Photo caption: An exterior image of the Parkersburg Art Center in Parkersburg, W.Va.
Aqueous Plus for 2022 is under development and will take place at the Parkersburg Art Center in a May/June slot.
Though this event does not have specific dates yet, WVWS wanted to go ahead and inform members about as much as we can at this early date.
Exhibition Chairwoman Linda Elmer explains that the exhibit is being referred to as Aqueous Plus this year because there will be three shows taking place simultaneously, packaged as one mega-watercolor show.
The three shows are:
- Aqueous 2022, the National Juried Exhibition hosted by WVWS
- WVWS Signature Members Exhibition
- 20th Century Watercolor Exhibition, featuring watercolors from the private collection of Jose Rizo of Beaver, W.Va.
Aqueous 2022 entries will be due at the earliest by March 31 or as late as April 10. Once dates are firmed up, members will be alerted about the show prospectus. The exhibit will follow normal guidelines as per framing, deadlines, entry submissions and originality. Money awards will be given…a total of $2,300 across eight awards. Also, very little change on the criteria for this show. The Juror for this show will be Laurie Goldstein-Warren, AWS.

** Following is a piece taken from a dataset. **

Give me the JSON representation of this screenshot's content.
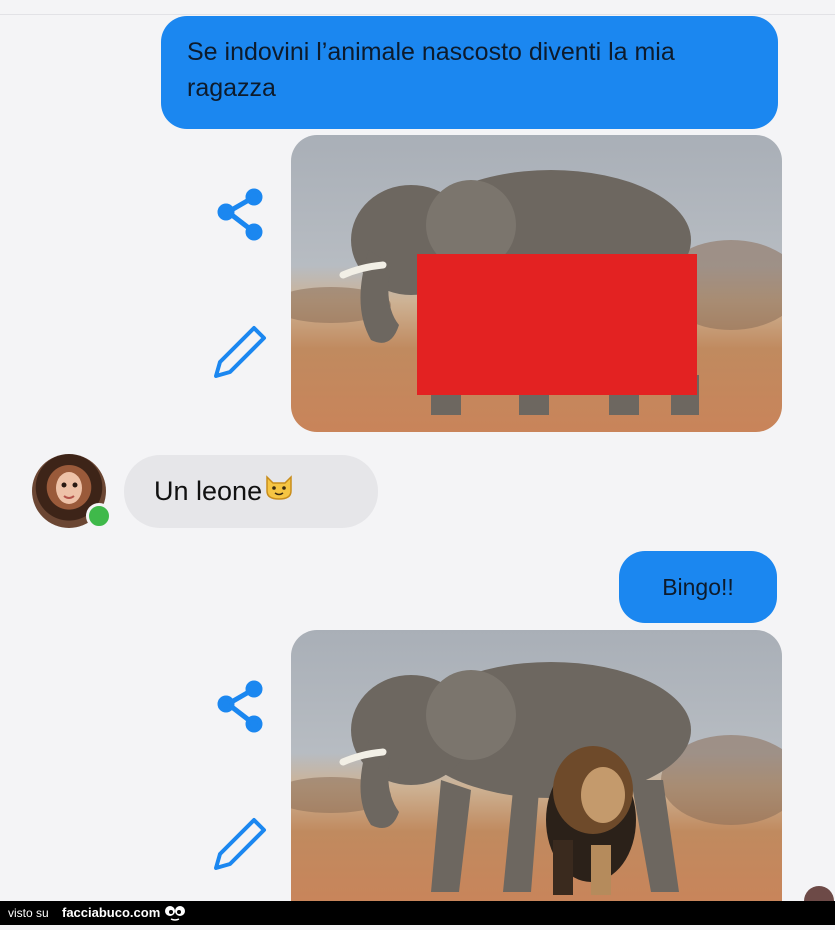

WVWS Signature Members Exhibition
The WVWS Signature Members Exhibition offers WVWS Signature members the opportunity to exhibit up to two pieces per Signature member and there will be no restrictions concerning age of the painting and where it was exhibited previously (so yes, it could have been in one of our previous shows…even award-winning paintings… show your best work!). WVWS will offer a People’s Choice award for this show only. There will be a separate prospectus for this show, which will not be juried (but only WVWS Signature members are eligible to participate).

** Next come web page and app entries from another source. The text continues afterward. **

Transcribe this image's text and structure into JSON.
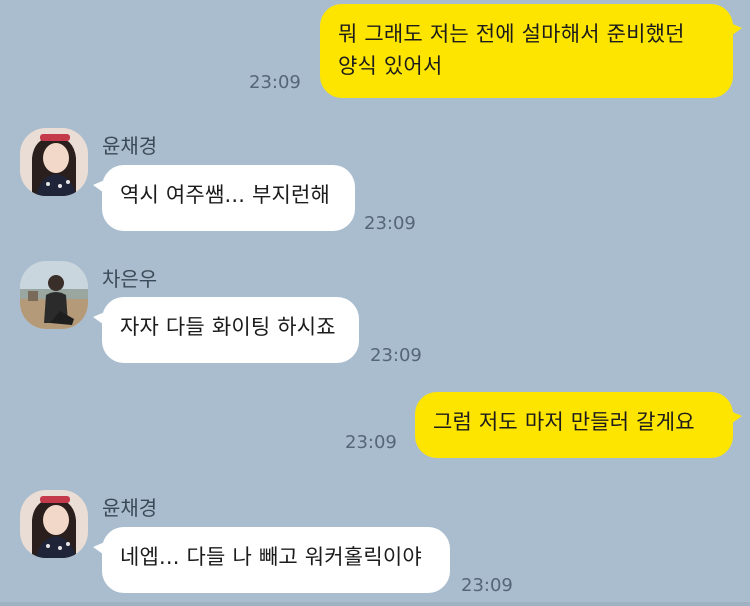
{
  "messages": [
    {
      "kind": "mine",
      "text": "뭐 그래도 저는 전에 설마해서 준비했던\n양식 있어서",
      "time": "23:09"
    },
    {
      "kind": "theirs",
      "sender": "윤채경",
      "text": "역시 여주쌤... 부지런해",
      "time": "23:09"
    },
    {
      "kind": "theirs",
      "sender": "차은우",
      "text": "자자 다들 화이팅 하시죠",
      "time": "23:09"
    },
    {
      "kind": "mine",
      "text": "그럼 저도 마저 만들러 갈게요",
      "time": "23:09"
    },
    {
      "kind": "theirs",
      "sender": "윤채경",
      "text": "네엡... 다들 나 빼고 워커홀릭이야",
      "time": "23:09"
    }
  ],
  "colors": {
    "background": "#a9bdce",
    "mine_bubble": "#fee500",
    "theirs_bubble": "#ffffff"
  },
  "icons": {
    "avatar_1": "profile-photo-woman",
    "avatar_2": "profile-photo-man-outdoor"
  }
}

20th Century Watercolor Exhibition
The Jose Rizo Watercolor Collection of 20th Century Art came about after Linda Elmer met art collector Jose Rizo, of Beaver, W.Va., at the 2021 WVWS All-Member exhibition in Fayetteville.
Many of the pieces in Rizo’s collection might be best understood by reading about contemporary art movements of that earlier time, including the Ashcan School movement. These were works created by a loosely defined group of painters who worked in the late 19th and early 20th century, who created representational works that often focused on a type of documentary realism that sought to create “art for life’s sake” (a credo often expressed by painter Robert Henri). Ashcan School artists worked in a wide range of media, including watercolors.
Rizo has hundreds of paintings in his art collection, and this exhibition will feature some of his collection’s watercolors. Check out @ashcan_daily or @rizocollectables on Instagram to see more about this collection.
Please continue to watch the WVWS website for additional updates on this exciting trio of exhibitions.